- Exercise brief: In the following listing, work out how many lines contain the string "badge", and state only that number.

- Dataset records:
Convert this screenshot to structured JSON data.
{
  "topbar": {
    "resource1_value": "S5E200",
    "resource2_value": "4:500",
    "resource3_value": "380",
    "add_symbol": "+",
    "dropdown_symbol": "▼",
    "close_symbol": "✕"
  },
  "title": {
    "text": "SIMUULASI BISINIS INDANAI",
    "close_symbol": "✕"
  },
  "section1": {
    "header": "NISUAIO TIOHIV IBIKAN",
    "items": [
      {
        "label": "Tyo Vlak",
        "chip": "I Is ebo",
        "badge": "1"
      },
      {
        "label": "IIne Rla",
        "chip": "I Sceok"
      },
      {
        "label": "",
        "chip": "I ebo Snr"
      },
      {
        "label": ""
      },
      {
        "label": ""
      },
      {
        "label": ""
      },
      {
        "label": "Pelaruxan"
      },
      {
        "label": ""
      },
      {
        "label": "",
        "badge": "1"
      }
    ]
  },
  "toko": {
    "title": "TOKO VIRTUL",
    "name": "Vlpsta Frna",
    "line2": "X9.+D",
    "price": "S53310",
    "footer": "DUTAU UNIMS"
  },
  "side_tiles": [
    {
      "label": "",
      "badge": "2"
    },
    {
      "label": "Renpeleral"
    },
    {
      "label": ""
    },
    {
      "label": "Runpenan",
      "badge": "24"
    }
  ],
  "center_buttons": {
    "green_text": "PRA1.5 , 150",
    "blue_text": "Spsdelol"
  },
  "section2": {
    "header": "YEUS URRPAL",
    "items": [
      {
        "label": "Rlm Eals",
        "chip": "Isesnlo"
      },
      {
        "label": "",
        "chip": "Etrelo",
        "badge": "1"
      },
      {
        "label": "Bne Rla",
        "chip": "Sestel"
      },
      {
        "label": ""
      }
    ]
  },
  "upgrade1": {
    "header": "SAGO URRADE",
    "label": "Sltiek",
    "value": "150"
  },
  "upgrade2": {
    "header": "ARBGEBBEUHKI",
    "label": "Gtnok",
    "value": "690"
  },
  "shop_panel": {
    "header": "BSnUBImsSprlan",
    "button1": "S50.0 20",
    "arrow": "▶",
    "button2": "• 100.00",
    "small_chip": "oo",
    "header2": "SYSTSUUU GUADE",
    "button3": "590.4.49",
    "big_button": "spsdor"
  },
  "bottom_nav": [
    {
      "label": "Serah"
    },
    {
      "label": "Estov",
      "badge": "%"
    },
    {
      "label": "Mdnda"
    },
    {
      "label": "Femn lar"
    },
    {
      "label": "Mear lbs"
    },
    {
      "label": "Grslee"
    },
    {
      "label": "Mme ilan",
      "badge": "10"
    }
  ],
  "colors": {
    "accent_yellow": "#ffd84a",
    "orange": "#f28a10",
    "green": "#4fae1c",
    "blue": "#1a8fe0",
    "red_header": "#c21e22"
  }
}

- Completed exercise: 7